The drive for legal rights for the ocean emphasizes ocean health as the top priority. It means evaluating human activities by their impact on the ocean’s natural rhythms and cycles.

Legal Rights for the Patagonian Shelf means:

  • humans create a sustainable relationship with marine species and ecosystems; 
  • protection and restoration are legal responsibilities;
  • management boards (or ‘guardians’) ensure that human activities do not violate the rights of species and ecosystems.

Looking after the ocean now will save its wonders for future generations. Special thanks to Mission Blue who has designated the Patagonian Shelf project a Hope Spot, a place recognized for being critical to the health of the ocean—Earth‘s blue heart. Hope Spots are about recognizing, empowering and supporting individuals and communities around the world in their efforts to protect the ocean.

How can I help?

  • Share Earth Law news on social media
  • Research your local ocean protection organization and participate
  • Join the movement by volunteering and supporting Earth Law Center
  • Volunteer for this initiative by emailing dlee@earthlaw.org

Organizations who signed onto Earth Law Center’s Call to Action at the United Nations Ocean Conference in June 2017 featured below:


[1] https://www.britannica.com/topic/Tehuelche-people

[2] https://news.mongabay.com/2011/09/sowing-the-seeds-to-save-the-patagonian-sea/

[3] https://en.wikipedia.org/wiki/Patagonian_Shelf

[4] http://www.mpatlas.org/campaign/patagonian-shelf/

[5] http://journals.plos.org/plosone/article?id=10.1371/journal.pone.0014631

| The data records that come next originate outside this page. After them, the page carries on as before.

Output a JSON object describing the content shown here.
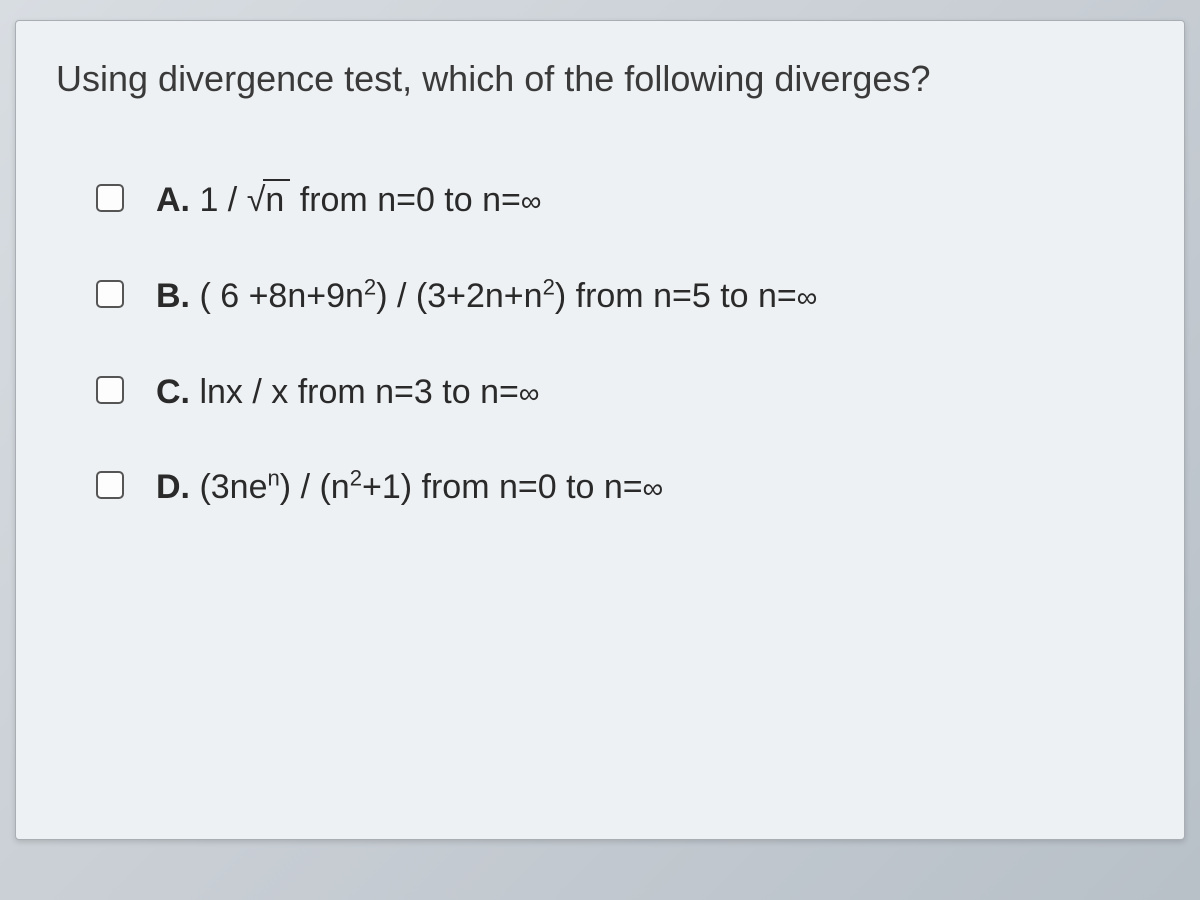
{
  "question": {
    "prompt": "Using divergence test, which of the following diverges?"
  },
  "options": {
    "a": {
      "letter": "A.",
      "pre": " 1 / ",
      "radicand": "n",
      "post": "  from n=0 to n=",
      "inf": "∞"
    },
    "b": {
      "letter": "B.",
      "text": " ( 6 +8n+9n",
      "sup1": "2",
      "mid": ") / (3+2n+n",
      "sup2": "2",
      "post": ") from n=5 to n=",
      "inf": "∞"
    },
    "c": {
      "letter": "C.",
      "text": " lnx / x from n=3 to n=",
      "inf": "∞"
    },
    "d": {
      "letter": "D.",
      "text": " (3ne",
      "sup1": "n",
      "mid": ") / (n",
      "sup2": "2",
      "post": "+1) from n=0 to n=",
      "inf": "∞"
    }
  }
}
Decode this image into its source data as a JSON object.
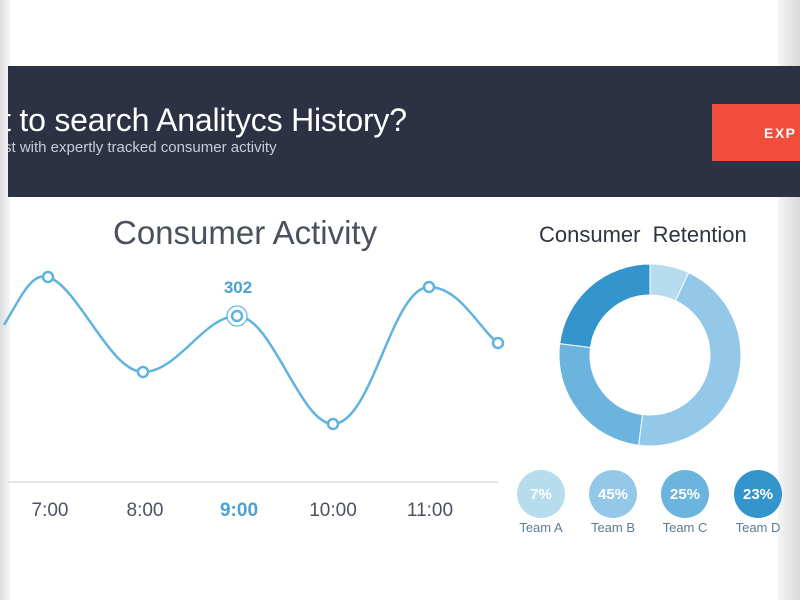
{
  "banner": {
    "title": "t to search Analitycs History?",
    "subtitle": "st with expertly tracked consumer activity",
    "button_label": "EXP"
  },
  "consumer_activity": {
    "title": "Consumer Activity",
    "peak_label": "302",
    "time_labels": [
      "7:00",
      "8:00",
      "9:00",
      "10:00",
      "11:00"
    ],
    "active_time": "9:00"
  },
  "retention": {
    "title": "Consumer Retention",
    "teams": [
      {
        "name": "Team A",
        "percent": "7%",
        "value": 7,
        "color": "#b7dcee"
      },
      {
        "name": "Team B",
        "percent": "45%",
        "value": 45,
        "color": "#93c8e8"
      },
      {
        "name": "Team C",
        "percent": "25%",
        "value": 25,
        "color": "#6ab4de"
      },
      {
        "name": "Team D",
        "percent": "23%",
        "value": 23,
        "color": "#3495cc"
      }
    ]
  },
  "colors": {
    "banner_bg": "#2c3144",
    "accent": "#4aa3d6",
    "export_button": "#f24c3d"
  }
}
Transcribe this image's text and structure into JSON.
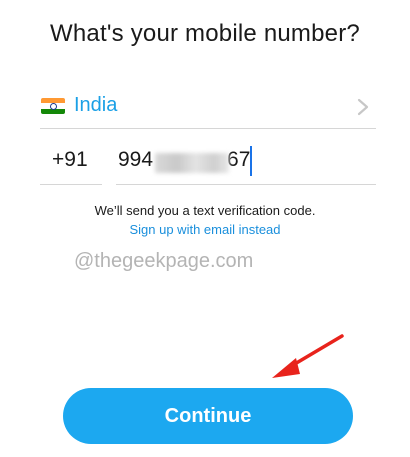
{
  "header": {
    "title": "What's your mobile number?"
  },
  "country": {
    "name": "India",
    "flag_icon": "india-flag-icon",
    "flag_colors": [
      "#ff9933",
      "#ffffff",
      "#138808"
    ],
    "chevron_icon": "chevron-right-icon"
  },
  "phone": {
    "country_code": "+91",
    "number_prefix": "994",
    "number_suffix": "67"
  },
  "hint": {
    "text": "We’ll send you a text verification code.",
    "email_link": "Sign up with email instead"
  },
  "watermark": {
    "text": "@thegeekpage.com"
  },
  "annotation": {
    "arrow_icon": "red-arrow-icon",
    "color": "#e8231c"
  },
  "footer": {
    "continue_label": "Continue"
  },
  "colors": {
    "accent": "#1ca8f0",
    "link": "#1a8fdc",
    "divider": "#d6d6d6"
  }
}
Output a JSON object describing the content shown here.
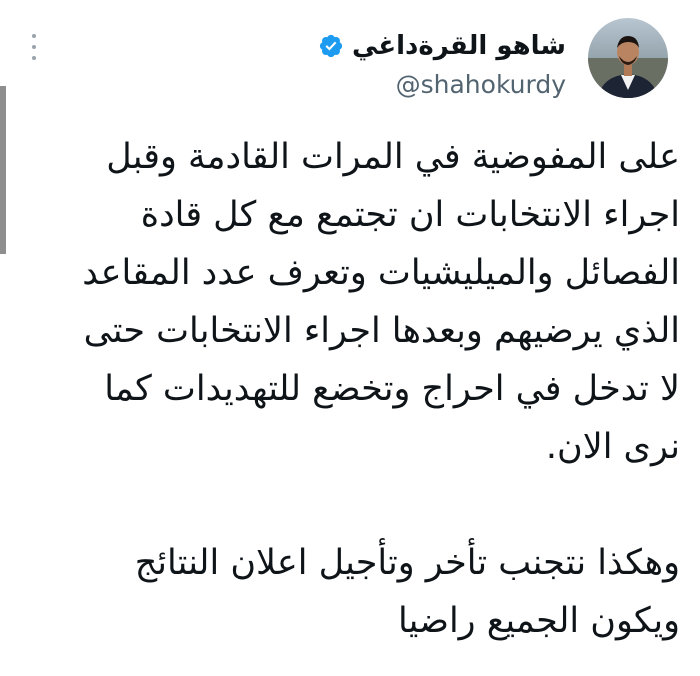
{
  "tweet": {
    "author": {
      "display_name": "شاهو القرةداغي",
      "handle": "@shahokurdy",
      "verified": true,
      "avatar_icon": "profile-photo"
    },
    "menu_icon": "more-vertical-icon",
    "verified_color": "#1d9bf0",
    "body_lines": [
      "على المفوضية في المرات القادمة وقبل",
      "اجراء الانتخابات ان تجتمع مع كل قادة",
      "الفصائل والميليشيات وتعرف عدد المقاعد",
      "الذي يرضيهم وبعدها اجراء الانتخابات حتى",
      "لا تدخل في احراج وتخضع للتهديدات كما",
      "نرى الان.",
      "",
      "وهكذا نتجنب تأخر وتأجيل اعلان النتائج",
      "ويكون الجميع راضيا"
    ]
  }
}
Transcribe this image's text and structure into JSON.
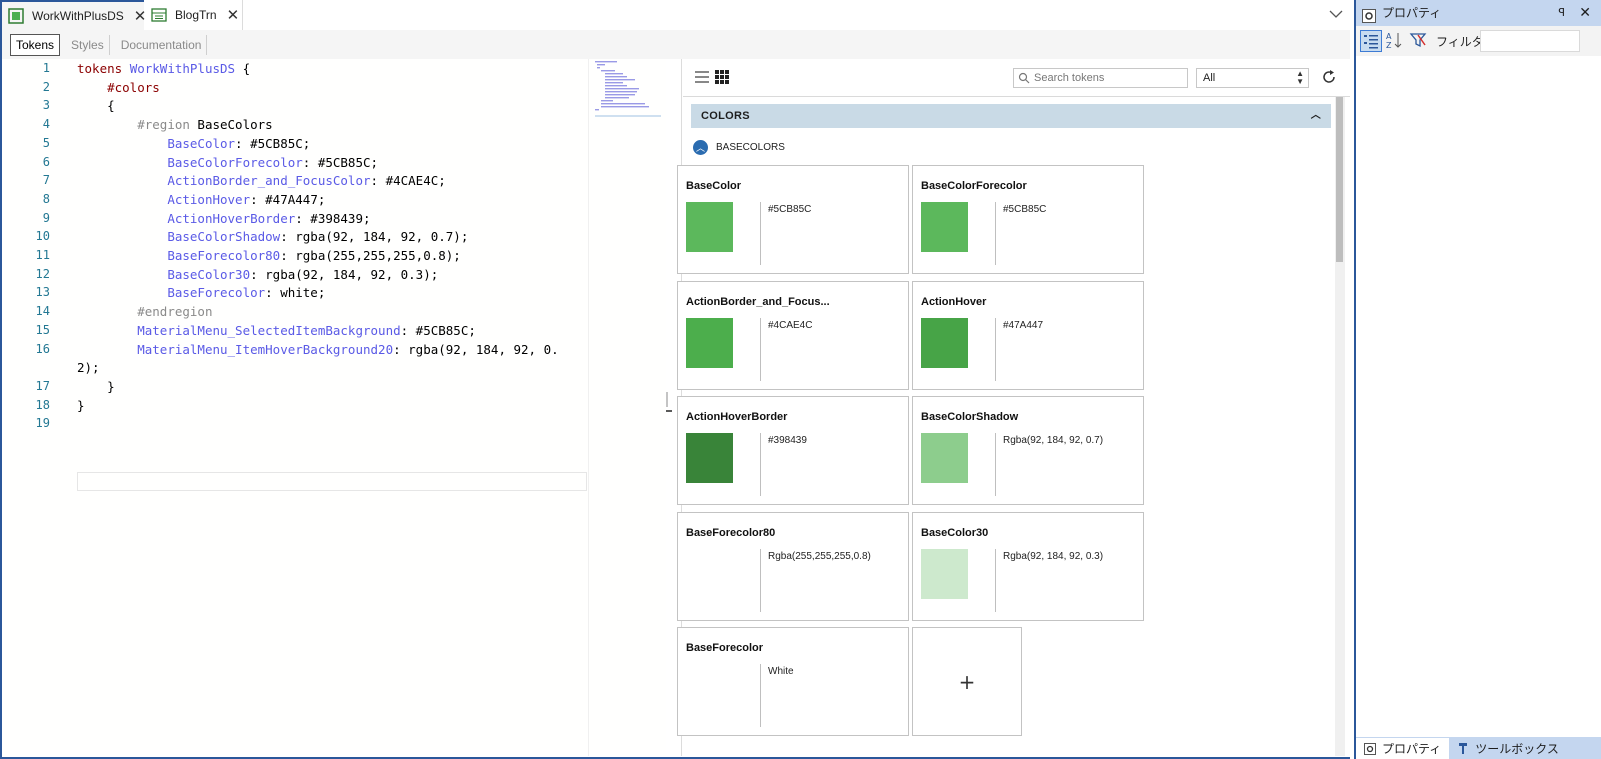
{
  "tabs": [
    {
      "label": "WorkWithPlusDS",
      "active": true,
      "icon": "design-system-icon"
    },
    {
      "label": "BlogTrn",
      "active": false,
      "icon": "transaction-icon"
    }
  ],
  "subtabs": [
    "Tokens",
    "Styles",
    "Documentation"
  ],
  "editor": {
    "line_numbers": [
      "1",
      "2",
      "3",
      "4",
      "5",
      "6",
      "7",
      "8",
      "9",
      "10",
      "11",
      "12",
      "13",
      "14",
      "15",
      "16",
      "17",
      "18",
      "19"
    ],
    "lines": [
      {
        "parts": [
          {
            "t": "tokens ",
            "c": "kw"
          },
          {
            "t": "WorkWithPlusDS",
            "c": "nm"
          },
          {
            "t": " {",
            "c": "pl"
          }
        ]
      },
      {
        "parts": [
          {
            "t": "    ",
            "c": "pl"
          },
          {
            "t": "#colors",
            "c": "kw"
          }
        ]
      },
      {
        "parts": [
          {
            "t": "    {",
            "c": "pl"
          }
        ]
      },
      {
        "parts": [
          {
            "t": "        ",
            "c": "pl"
          },
          {
            "t": "#region",
            "c": "rg"
          },
          {
            "t": " BaseColors",
            "c": "pl"
          }
        ]
      },
      {
        "parts": [
          {
            "t": "            ",
            "c": "pl"
          },
          {
            "t": "BaseColor",
            "c": "nm"
          },
          {
            "t": ": #5CB85C;",
            "c": "pl"
          }
        ]
      },
      {
        "parts": [
          {
            "t": "            ",
            "c": "pl"
          },
          {
            "t": "BaseColorForecolor",
            "c": "nm"
          },
          {
            "t": ": #5CB85C;",
            "c": "pl"
          }
        ]
      },
      {
        "parts": [
          {
            "t": "            ",
            "c": "pl"
          },
          {
            "t": "ActionBorder_and_FocusColor",
            "c": "nm"
          },
          {
            "t": ": #4CAE4C;",
            "c": "pl"
          }
        ]
      },
      {
        "parts": [
          {
            "t": "            ",
            "c": "pl"
          },
          {
            "t": "ActionHover",
            "c": "nm"
          },
          {
            "t": ": #47A447;",
            "c": "pl"
          }
        ]
      },
      {
        "parts": [
          {
            "t": "            ",
            "c": "pl"
          },
          {
            "t": "ActionHoverBorder",
            "c": "nm"
          },
          {
            "t": ": #398439;",
            "c": "pl"
          }
        ]
      },
      {
        "parts": [
          {
            "t": "            ",
            "c": "pl"
          },
          {
            "t": "BaseColorShadow",
            "c": "nm"
          },
          {
            "t": ": rgba(92, 184, 92, 0.7);",
            "c": "pl"
          }
        ]
      },
      {
        "parts": [
          {
            "t": "            ",
            "c": "pl"
          },
          {
            "t": "BaseForecolor80",
            "c": "nm"
          },
          {
            "t": ": rgba(255,255,255,0.8);",
            "c": "pl"
          }
        ]
      },
      {
        "parts": [
          {
            "t": "            ",
            "c": "pl"
          },
          {
            "t": "BaseColor30",
            "c": "nm"
          },
          {
            "t": ": rgba(92, 184, 92, 0.3);",
            "c": "pl"
          }
        ]
      },
      {
        "parts": [
          {
            "t": "            ",
            "c": "pl"
          },
          {
            "t": "BaseForecolor",
            "c": "nm"
          },
          {
            "t": ": white;",
            "c": "pl"
          }
        ]
      },
      {
        "parts": [
          {
            "t": "        ",
            "c": "pl"
          },
          {
            "t": "#endregion",
            "c": "rg"
          }
        ]
      },
      {
        "parts": [
          {
            "t": "        ",
            "c": "pl"
          },
          {
            "t": "MaterialMenu_SelectedItemBackground",
            "c": "nm"
          },
          {
            "t": ": #5CB85C;",
            "c": "pl"
          }
        ]
      },
      {
        "parts": [
          {
            "t": "        ",
            "c": "pl"
          },
          {
            "t": "MaterialMenu_ItemHoverBackground20",
            "c": "nm"
          },
          {
            "t": ": rgba(92, 184, 92, 0.",
            "c": "pl"
          }
        ]
      },
      {
        "parts": [
          {
            "t": "2);",
            "c": "pl"
          }
        ]
      },
      {
        "parts": [
          {
            "t": "    }",
            "c": "pl"
          }
        ]
      },
      {
        "parts": [
          {
            "t": "}",
            "c": "pl"
          }
        ]
      },
      {
        "parts": [
          {
            "t": "",
            "c": "pl"
          }
        ]
      }
    ]
  },
  "tokens_panel": {
    "search_placeholder": "Search tokens",
    "filter_value": "All",
    "section_title": "COLORS",
    "group_title": "BASECOLORS",
    "add_label": "+",
    "cards": [
      {
        "name": "BaseColor",
        "value": "#5CB85C",
        "swatch": "#5CB85C"
      },
      {
        "name": "BaseColorForecolor",
        "value": "#5CB85C",
        "swatch": "#5CB85C"
      },
      {
        "name": "ActionBorder_and_Focus...",
        "value": "#4CAE4C",
        "swatch": "#4CAE4C"
      },
      {
        "name": "ActionHover",
        "value": "#47A447",
        "swatch": "#47A447"
      },
      {
        "name": "ActionHoverBorder",
        "value": "#398439",
        "swatch": "#398439"
      },
      {
        "name": "BaseColorShadow",
        "value": "Rgba(92, 184, 92, 0.7)",
        "swatch": "#8dcd8d"
      },
      {
        "name": "BaseForecolor80",
        "value": "Rgba(255,255,255,0.8)",
        "swatch": "#ffffff"
      },
      {
        "name": "BaseColor30",
        "value": "Rgba(92, 184, 92, 0.3)",
        "swatch": "#cde9cd"
      },
      {
        "name": "BaseForecolor",
        "value": "White",
        "swatch": "#ffffff"
      }
    ]
  },
  "properties": {
    "title": "プロパティ",
    "pin": "ꟼ",
    "close": "✕",
    "filter_label": "フィルタ",
    "bottom_tabs": [
      {
        "label": "プロパティ",
        "active": true
      },
      {
        "label": "ツールボックス",
        "active": false
      }
    ]
  },
  "colors": {
    "accent": "#2b579a",
    "pane_header": "#c4d6ef",
    "section_header": "#c9dae6"
  }
}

[6] https://en.wikipedia.org/wiki/Commerson%27s_dolphin

[7] http://us.whales.org/species-guide/commersons-dolphin

[8] https://en.wikipedia.org/wiki/Magellanic_penguin

[9] https://www.ncbi.nlm.nih.gov/pmc/articles/PMC3031619/

[10] http://news.bbc.co.uk/earth/hi/earth_news/newsid_9447000/9447159.stm

[11] http://news.bbc.co.uk/earth/hi/earth_news/newsid_9447000/9447159.stm

[12] https://marpatagonico.org/index.php/en

[13] https://www.researchgate.net/publication/226459043_Winter_migration_of_Magellanic_penguins_Spheniscus_magellanicus_from_the_southernmost_distributional_range

[14] http://icb.org.ar/Publicaciones/SC_66a_BRG_22.pdf

[15] http://us.whales.org/wdc-in-action/commersons-dolphins-and-other-species-of-southern-patagonia-argentina

[16] http://lme.edc.uri.edu/images/Content/LME_Briefs/lme_14.pdf

[17] http://www.bycatch.org/focus-species/black-browed-albatross

[18] https://en.wikipedia.org/wiki/Magellanic_penguin

[19] http://lme.edc.uri.edu/images/Content/LME_Briefs/lme_14.pdf

[20] http://wwf.panda.org/about_our_earth/ecoregions/patagonian_southwest_atlantic.cfm

[21] http://oceanadventures.co.za/southern-right-whales-distribution-and-reproduction/

[22] https://www.wildaboutwhales.com.au/whale-facts/about-whales/whale-migration

[23] https://data.marinemammals.gov.au/arwpic/index.php?route=information/information&information_id=9

[24] https://marpatagonico.org/index.php/en/patagonian-sea/threats

[25] http://lme.edc.uri.edu/images/Content/LME_Briefs/lme_14.pdf

[26] https://marpatagonico.org/index.php/en/patagonian-sea/threats

[27] http://animals.mom.me/magellanic-penguin-2467.html

[28] https://marpatagonico.org/index.php/en/patagonian-sea/threats

[29] https://medium.com/wcs-marine-conservation-program/scaling-up-marine-protection-in-patagonia-2c94001957b